> EXTRACTED RECORDS
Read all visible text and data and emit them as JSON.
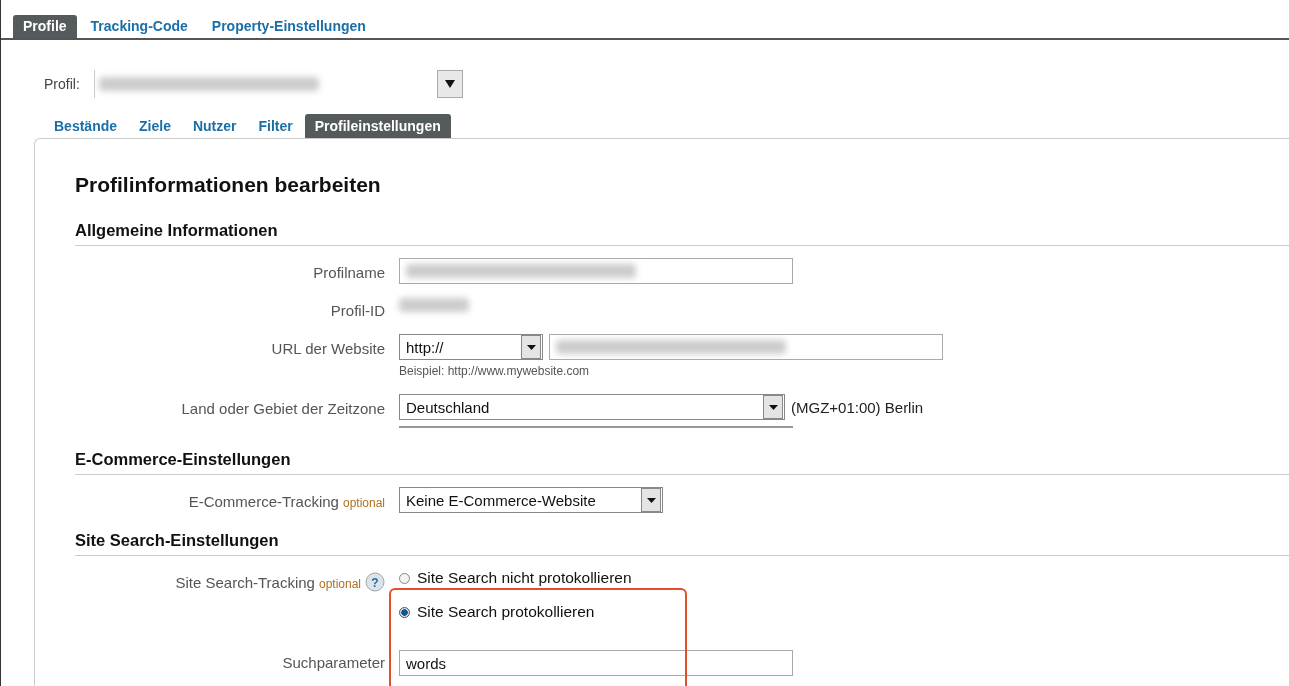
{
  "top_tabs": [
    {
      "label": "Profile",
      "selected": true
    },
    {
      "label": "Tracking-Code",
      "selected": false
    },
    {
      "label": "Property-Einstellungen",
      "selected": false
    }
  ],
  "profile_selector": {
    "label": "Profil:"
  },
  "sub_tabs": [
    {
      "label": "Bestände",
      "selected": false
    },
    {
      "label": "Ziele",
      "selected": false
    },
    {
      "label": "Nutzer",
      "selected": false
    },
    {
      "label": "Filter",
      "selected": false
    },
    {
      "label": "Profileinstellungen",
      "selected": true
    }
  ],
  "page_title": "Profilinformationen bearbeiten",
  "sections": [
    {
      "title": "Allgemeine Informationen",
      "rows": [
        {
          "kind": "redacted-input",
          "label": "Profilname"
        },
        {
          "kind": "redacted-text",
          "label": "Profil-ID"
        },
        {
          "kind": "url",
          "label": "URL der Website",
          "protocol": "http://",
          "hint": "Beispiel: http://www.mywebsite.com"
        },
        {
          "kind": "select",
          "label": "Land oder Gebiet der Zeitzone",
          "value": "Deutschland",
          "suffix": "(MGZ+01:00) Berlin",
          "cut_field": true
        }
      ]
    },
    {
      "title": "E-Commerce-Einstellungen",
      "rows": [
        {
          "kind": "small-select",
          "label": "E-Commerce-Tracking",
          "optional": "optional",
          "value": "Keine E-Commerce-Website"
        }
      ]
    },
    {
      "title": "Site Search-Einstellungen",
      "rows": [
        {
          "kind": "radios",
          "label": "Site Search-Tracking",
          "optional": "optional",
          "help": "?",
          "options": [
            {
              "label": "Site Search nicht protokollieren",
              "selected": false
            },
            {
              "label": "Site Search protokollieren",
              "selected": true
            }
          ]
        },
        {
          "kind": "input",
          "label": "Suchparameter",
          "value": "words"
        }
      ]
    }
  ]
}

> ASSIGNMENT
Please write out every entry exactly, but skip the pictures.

> OUTPUT
Read all visible text and data and emit them as JSON.
{
  "top_tabs": [
    {
      "label": "Profile",
      "selected": true
    },
    {
      "label": "Tracking-Code",
      "selected": false
    },
    {
      "label": "Property-Einstellungen",
      "selected": false
    }
  ],
  "profile_selector": {
    "label": "Profil:"
  },
  "sub_tabs": [
    {
      "label": "Bestände",
      "selected": false
    },
    {
      "label": "Ziele",
      "selected": false
    },
    {
      "label": "Nutzer",
      "selected": false
    },
    {
      "label": "Filter",
      "selected": false
    },
    {
      "label": "Profileinstellungen",
      "selected": true
    }
  ],
  "page_title": "Profilinformationen bearbeiten",
  "sections": [
    {
      "title": "Allgemeine Informationen",
      "rows": [
        {
          "kind": "redacted-input",
          "label": "Profilname"
        },
        {
          "kind": "redacted-text",
          "label": "Profil-ID"
        },
        {
          "kind": "url",
          "label": "URL der Website",
          "protocol": "http://",
          "hint": "Beispiel: http://www.mywebsite.com"
        },
        {
          "kind": "select",
          "label": "Land oder Gebiet der Zeitzone",
          "value": "Deutschland",
          "suffix": "(MGZ+01:00) Berlin",
          "cut_field": true
        }
      ]
    },
    {
      "title": "E-Commerce-Einstellungen",
      "rows": [
        {
          "kind": "small-select",
          "label": "E-Commerce-Tracking",
          "optional": "optional",
          "value": "Keine E-Commerce-Website"
        }
      ]
    },
    {
      "title": "Site Search-Einstellungen",
      "rows": [
        {
          "kind": "radios",
          "label": "Site Search-Tracking",
          "optional": "optional",
          "help": "?",
          "options": [
            {
              "label": "Site Search nicht protokollieren",
              "selected": false
            },
            {
              "label": "Site Search protokollieren",
              "selected": true
            }
          ]
        },
        {
          "kind": "input",
          "label": "Suchparameter",
          "value": "words"
        }
      ]
    }
  ]
}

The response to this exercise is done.